Automated Grand-Piano Tuner


Project Start: January 2018

Special Thanks: Vesa Välimäki, Kari Kääriäinen, Sneha Shah, Joonas Tuovinen

Status: Testing


Hiring a piano tuner to tune a piano costs 100 euros and takes them an hour. At a music institute, tens, even hundreds of pianos must each be tuned every few months. The idea behind this project was to develop a system that can tune any grand piano to an accuracy higher than an average piano tuner, in half the amount of time.

Tuning a piano usually involves these steps:

  1. Find the tuning pin for its corresponding string (Computer Vision)
  2. Measure the current pitch of the string (Pitch Measurement)
  3. Determine the desired frequency of the string (Target Pitch Calculation)
  4. Tune the string to that target frequency by physically rotating its pin (Pin Tuning)

The Approach

Each of the steps above actually provide a significant enough challenge on their own, so to start off, I decided to make a machine that would at the very least, help an average non-trained human to tune their piano.

Semi-Automated Grand Piano Tuner

Two of the biggest differences between a trained piano tuner and your average non-trained Joe are the following:

  • Pin Tuning: Having the skill to control the piano tuning pin to a high enough accuracy
  • Target Pitch Calculation: Being able to know what frequency any given pin should be tuned to.

A piano tuning pin requires around 25Nm of torque to turn and a change in 0.1 degrees is enough to make the piano sound completely off. So to make sure that any average person could work at this level of force and accuracy, I made a tuning contraption out of a rotary encoder, stepper motor and a custom rail system that attaches onto the piano being tuned. This rail would allow a high torque stepper motor to be moved by a human to any pin, the rotary encoder could be rotated to control the stepper motor tuning the pin up to 0.018degrees of accuracy, and the entire system would be stiff enough to handle the 25Nm of tuning torque.

The rig was design and built at Aalto Design Factory with the help of Kari Kääriäinen, the model maker there at that time.

Target Pitch Calculation

The most straightforward way of determining what frequencies to tune piano strings to is to look it up from online. Normally, if you set A4 to equal 440, it’s easy to calculate all the other frequencies based on the equal temperament system. And a table with a list of these calculated frequencies can be found easily with an easy online search.
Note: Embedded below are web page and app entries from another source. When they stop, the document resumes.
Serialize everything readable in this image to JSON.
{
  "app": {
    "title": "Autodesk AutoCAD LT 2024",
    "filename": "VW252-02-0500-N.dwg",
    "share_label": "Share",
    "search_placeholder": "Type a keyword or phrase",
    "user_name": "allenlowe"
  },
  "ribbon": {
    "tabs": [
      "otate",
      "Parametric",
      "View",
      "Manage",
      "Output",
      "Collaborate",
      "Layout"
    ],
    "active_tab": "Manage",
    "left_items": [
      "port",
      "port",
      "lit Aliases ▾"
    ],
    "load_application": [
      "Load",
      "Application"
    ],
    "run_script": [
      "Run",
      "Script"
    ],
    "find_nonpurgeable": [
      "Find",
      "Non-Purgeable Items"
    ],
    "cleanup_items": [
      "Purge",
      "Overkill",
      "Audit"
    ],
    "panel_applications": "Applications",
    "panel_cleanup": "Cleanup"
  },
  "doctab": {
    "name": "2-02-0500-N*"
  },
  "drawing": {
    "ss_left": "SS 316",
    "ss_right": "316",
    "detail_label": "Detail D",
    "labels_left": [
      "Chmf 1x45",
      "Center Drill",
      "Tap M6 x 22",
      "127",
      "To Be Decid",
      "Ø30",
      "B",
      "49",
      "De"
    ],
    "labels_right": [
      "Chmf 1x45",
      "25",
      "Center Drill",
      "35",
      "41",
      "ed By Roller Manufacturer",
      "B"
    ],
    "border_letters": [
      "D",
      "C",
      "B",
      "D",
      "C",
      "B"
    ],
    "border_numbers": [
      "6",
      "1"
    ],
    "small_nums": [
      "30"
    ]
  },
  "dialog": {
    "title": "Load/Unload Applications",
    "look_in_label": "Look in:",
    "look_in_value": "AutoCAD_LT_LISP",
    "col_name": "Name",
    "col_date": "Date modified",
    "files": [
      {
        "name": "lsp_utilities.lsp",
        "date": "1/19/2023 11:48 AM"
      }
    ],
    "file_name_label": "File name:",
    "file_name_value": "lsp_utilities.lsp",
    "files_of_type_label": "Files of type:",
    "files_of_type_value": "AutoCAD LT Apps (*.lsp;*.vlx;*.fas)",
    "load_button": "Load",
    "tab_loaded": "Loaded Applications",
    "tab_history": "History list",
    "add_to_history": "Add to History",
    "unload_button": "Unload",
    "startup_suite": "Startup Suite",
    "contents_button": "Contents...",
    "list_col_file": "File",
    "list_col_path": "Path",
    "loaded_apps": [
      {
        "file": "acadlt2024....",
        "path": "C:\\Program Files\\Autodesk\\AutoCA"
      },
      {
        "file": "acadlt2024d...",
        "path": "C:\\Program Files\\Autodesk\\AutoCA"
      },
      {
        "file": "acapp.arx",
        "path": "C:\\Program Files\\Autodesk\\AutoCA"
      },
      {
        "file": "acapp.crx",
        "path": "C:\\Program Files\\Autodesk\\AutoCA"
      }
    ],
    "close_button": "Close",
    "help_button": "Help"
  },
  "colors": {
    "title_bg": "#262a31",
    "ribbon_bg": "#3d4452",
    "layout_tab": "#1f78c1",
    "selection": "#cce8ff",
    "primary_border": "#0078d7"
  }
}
In short, this equal temperament system assumes that strings behave as theoretically perfect strings. In such a situation, a piano is perfectly in tune when the ratio between a any given note and the note directly below it is the 12th root of 2. And this would be true throughout the entire range of pitches on the piano.

A real piano, however, does not have strings behaves differently than theoretical strings. In fact, each string on a piano and across pianos behaves slightly differently resulting in a non-constant ratio between notes in order to tune the piano so it would sound well. Typically, real pianos have slightly higher note-to-note ratios at the higher frequencies, and lower ratios at the lower frequencies. Determining what the ratio is exactly is the second skill that professional piano tuners have spent years perfecting, and that would severely handicap an average Joe tuning their piano.

While working on this challenge, I came across professor Vesa Välimäki from Aalto University’s Acoustics and Signal Processing Department who had done prior work in this field. With him and his master’s student at the time, we went forwards with this challenge and wrote it into a thesis and published a paper on it. And later with another bachelor’s student as well.


As of now, the two most challenging aspects of piano tuning have mainly been solved and the whole system is awaiting testing on a real piano where the rig, stepper motor and software would handle the pitch calculation and physical tuning whereas the human would simply move the stepper motor around and instruct the stepper motor how much to turn.


This seems very much like someone with cnc or 3D printer experience would be good at

It should be possible to do this without an entire rig